As a young person, I don’t remember a time when I didn’t live and breathe music.
In grade school, I couldn’t wait to get to the multi-purpose room for two reasons: chorus to sing my heart out and band to play my beloved flute. I pestered my mother relentlessly to let me start piano lessons before age seven (a family rule) because I loved the way it sounded and couldn’t wait to make the notes on the page come to life.
Ahhh, then there was my favorite. When Mom brought home the record, “Funny Girl”, I knew that I’d never stop singing. It was pure joy, an extension of myself. Indeed, the best part of Christmas each year was receiving a new Streisand album, a treasure that I cherished to the point of wearing out the grooves.
I grew to be a nonstop, never-gonna-quit singer, dancer and actor. It’s what I lived for, what I was born to do. Nothing was going to stop me – and in the end, nothing really did. While we don’t get to live our dreams with Complex Regional Pain Syndrome, we can hold onto our passions in a different way. And for wellness alone, we ought to.
People gasp when they hear that I was unable to speak for five years due to CRPS, because that’s an unthinkable symptom caused by an unimaginable disease. But those same people overlook the fact that CRPS made me unable to sing for 15 years, like that was something disposable. When I couldn’t sing, I didn’t get to be Cynthia. Something fundamental, basic was stripped away from me. And with that went my expression and joy.
Lately I’m hearing lots about the healing powers of Expressive Therapy and how creative pursuits like dancing, painting, writing and acting can unleash “feel-good” chemicals (like endorphins and oxytocin) that lessen pain, depression and anxiety. I’ve also come to understand that the part of the brain that drives creativity distracts from the part that controls pain. That’s certainly been the case with me.
Cooler still, partaking in one expressive therapy can lead to the recovery of another. It was soon after writing my memoir that I could feel my body getting ready to sing again. Regaining my voice was nothing short of a miracle, and, to this day, I don’t really understand how it happened. My best guess is that through the narrative therapy process I purged negative feelings and wounds, opening a healing space. But in the end, does it matter?
Now that I’ve regained my strong vocal chords, I take every opportunity to express this joy. I sing with bands, in choirs, duets with musicians and a cappella harmony trios. I also love to record – and just finished my second CD titled Crazy which I dedicated to “women in pain who know they’re not.”

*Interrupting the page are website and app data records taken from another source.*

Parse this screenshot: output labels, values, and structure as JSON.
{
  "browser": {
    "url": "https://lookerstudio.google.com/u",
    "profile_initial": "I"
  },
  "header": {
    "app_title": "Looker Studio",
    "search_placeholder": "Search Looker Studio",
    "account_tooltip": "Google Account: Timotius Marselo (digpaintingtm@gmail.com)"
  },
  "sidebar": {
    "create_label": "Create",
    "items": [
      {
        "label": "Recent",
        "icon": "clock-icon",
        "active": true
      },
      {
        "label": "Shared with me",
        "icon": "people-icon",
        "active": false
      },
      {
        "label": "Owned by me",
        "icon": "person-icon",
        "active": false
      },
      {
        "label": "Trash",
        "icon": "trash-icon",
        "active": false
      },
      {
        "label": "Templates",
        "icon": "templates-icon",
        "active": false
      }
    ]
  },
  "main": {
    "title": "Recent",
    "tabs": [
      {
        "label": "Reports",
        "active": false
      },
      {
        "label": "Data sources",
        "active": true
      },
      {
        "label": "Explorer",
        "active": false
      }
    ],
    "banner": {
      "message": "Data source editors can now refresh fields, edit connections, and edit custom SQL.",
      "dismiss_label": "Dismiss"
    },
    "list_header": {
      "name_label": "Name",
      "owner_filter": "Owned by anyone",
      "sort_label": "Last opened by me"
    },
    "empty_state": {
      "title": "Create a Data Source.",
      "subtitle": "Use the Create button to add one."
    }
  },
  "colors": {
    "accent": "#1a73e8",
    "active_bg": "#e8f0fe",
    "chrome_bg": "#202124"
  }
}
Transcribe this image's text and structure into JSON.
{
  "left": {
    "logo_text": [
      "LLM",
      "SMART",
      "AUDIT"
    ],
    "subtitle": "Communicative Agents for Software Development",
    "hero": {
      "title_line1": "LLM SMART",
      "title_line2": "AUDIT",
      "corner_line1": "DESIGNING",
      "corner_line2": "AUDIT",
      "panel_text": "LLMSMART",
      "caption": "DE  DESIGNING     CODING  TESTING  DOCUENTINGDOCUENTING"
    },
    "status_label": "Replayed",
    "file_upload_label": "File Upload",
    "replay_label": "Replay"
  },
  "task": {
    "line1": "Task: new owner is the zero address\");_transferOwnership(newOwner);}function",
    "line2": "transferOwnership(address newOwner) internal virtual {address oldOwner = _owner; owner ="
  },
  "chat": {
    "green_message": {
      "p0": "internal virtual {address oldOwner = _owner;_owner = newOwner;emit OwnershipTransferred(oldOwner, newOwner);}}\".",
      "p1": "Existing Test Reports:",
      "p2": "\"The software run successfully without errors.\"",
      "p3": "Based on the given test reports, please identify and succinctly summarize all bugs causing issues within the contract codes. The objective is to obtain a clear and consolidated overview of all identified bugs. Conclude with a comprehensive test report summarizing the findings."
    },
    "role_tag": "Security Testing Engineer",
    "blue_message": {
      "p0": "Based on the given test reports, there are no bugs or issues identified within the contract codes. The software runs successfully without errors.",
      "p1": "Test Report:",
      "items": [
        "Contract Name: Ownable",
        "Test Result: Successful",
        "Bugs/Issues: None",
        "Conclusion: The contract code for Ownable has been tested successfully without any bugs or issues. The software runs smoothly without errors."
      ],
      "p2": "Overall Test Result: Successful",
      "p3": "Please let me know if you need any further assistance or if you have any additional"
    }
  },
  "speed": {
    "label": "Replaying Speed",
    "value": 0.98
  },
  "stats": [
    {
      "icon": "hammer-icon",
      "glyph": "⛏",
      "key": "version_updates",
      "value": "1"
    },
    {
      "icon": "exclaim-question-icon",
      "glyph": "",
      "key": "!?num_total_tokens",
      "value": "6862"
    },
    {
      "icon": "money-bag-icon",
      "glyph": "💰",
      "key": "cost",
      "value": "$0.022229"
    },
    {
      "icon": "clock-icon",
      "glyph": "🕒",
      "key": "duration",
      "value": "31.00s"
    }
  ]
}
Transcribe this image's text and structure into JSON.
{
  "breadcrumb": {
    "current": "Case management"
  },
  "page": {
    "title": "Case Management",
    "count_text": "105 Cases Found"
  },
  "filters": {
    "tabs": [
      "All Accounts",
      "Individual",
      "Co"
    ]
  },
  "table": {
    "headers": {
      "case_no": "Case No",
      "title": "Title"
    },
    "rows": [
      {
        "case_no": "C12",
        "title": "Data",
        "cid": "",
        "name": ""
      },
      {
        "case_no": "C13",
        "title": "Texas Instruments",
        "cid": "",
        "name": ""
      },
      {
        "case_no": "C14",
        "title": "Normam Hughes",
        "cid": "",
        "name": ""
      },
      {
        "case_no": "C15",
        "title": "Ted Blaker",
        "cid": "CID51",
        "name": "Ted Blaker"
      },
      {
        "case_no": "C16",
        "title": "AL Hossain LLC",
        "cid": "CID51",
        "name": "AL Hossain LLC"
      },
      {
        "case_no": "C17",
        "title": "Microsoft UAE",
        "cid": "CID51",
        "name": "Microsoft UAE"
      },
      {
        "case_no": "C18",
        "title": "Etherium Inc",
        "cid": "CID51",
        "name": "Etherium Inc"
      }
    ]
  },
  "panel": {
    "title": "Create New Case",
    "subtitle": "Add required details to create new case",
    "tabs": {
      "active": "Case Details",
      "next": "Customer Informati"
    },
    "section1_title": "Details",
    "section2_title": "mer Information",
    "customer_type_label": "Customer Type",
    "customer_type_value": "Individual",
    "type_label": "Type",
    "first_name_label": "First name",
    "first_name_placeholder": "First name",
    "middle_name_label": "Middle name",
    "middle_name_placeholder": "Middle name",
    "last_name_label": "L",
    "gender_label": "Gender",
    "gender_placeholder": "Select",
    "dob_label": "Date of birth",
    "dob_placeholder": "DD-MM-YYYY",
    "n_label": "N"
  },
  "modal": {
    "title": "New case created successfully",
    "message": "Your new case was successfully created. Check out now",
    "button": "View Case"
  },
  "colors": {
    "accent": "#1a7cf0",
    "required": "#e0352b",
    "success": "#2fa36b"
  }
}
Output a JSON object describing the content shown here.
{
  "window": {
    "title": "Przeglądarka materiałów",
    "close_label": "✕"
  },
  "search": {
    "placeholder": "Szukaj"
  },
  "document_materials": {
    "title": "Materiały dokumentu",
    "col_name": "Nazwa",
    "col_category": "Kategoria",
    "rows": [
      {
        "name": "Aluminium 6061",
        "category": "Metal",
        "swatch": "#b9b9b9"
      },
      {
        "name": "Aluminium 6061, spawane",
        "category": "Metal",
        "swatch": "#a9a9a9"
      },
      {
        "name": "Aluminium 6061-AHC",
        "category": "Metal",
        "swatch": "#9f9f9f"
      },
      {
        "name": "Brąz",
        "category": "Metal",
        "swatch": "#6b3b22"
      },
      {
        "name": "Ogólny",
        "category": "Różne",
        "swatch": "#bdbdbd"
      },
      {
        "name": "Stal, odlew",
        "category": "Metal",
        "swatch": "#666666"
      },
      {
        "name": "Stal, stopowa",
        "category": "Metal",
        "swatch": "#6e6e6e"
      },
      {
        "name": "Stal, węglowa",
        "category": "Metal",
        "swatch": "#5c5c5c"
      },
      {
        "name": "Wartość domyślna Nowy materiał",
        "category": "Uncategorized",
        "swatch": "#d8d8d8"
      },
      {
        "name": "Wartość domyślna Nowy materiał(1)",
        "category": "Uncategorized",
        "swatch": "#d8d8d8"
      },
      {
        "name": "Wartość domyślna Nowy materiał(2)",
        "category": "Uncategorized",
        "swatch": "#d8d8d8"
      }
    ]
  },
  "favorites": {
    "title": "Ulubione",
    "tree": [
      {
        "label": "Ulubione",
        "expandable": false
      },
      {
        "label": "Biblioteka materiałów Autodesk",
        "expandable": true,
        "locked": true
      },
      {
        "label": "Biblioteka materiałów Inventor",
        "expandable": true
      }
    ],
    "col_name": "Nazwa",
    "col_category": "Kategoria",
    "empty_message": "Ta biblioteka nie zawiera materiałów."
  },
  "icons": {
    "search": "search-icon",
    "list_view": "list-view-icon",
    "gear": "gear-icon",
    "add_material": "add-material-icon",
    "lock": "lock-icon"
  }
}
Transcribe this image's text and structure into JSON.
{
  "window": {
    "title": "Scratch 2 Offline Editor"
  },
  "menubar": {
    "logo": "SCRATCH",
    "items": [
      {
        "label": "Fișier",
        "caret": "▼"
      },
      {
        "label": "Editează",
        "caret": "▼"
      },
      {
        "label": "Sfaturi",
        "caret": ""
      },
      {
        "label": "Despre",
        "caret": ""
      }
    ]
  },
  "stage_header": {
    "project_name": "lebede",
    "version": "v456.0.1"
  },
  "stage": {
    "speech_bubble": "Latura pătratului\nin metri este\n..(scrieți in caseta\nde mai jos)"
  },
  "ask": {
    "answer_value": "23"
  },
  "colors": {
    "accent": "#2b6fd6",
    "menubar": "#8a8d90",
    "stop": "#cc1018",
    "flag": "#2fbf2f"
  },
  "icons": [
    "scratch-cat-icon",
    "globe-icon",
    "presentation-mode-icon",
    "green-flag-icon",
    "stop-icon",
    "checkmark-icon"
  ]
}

This album was a real labor of love as I took my time (in fact, seven years!) to record it. The obstacles throughout were many – multiple CRPS flares, a broken elbow that went untreated and undiagnosed for a year, a lupus infusion drug that nearly did me in, and, oh yeah, breast cancer.
For this album, I delighted in choosing songs that took me down memory lane, songs that I loved while growing up and that speak differently to me post-illness. I had to quickly wrap up my last two recordings in December 2019 as the dark chemo clouds loomed. Then after becoming an unlikely survivor, I eagerly designed my cover. I hadn’t been on a beach for 35 years and was bald, but that didn’t stop me from being a mermaid, leaning against my fears while having them bolster me to look toward a bright future.
I want Crazy to bring joy and laughter to those who suffer. I’m hoping this near-and-dear project will inspire us to turn our backs on fear and “impossibles”, reignite our passions and courageously move on. I still hear from women in pain who are stuck in the elusive search for a cure in hopes of recapturing their past. Here’s the thing – we don’t get to go back. Our choice is to stay stuck and miserable – or let the cure delusion go and partake in things that bring us healing and wholeness.
I’m certain that one of the tickets forward is expressive therapy. When we stir our soulful passions, wellness follows. As a former “triple threat”, it’s the expressive arts that continue to inspire me to heal. For you it might be a way different sort of passion. Perhaps, nature, animal welfare or the pursuit of justice is your buzz. Bottom line, we all need to find ways to differently recapture what clicks our heels and makes the hair on the back of our necks stand straight.
Being a long-time member of the Kingdom of the Sick doesn’t exclude us from the pursuit of joy. I know it’s easier said than done when wrangling with the likes of CRPS, migraine or lupus. But it’s essential to living a full, authentic life, one worth seeing the glow of a spectacular sunset.
I don’t think there’s anything crazy about that…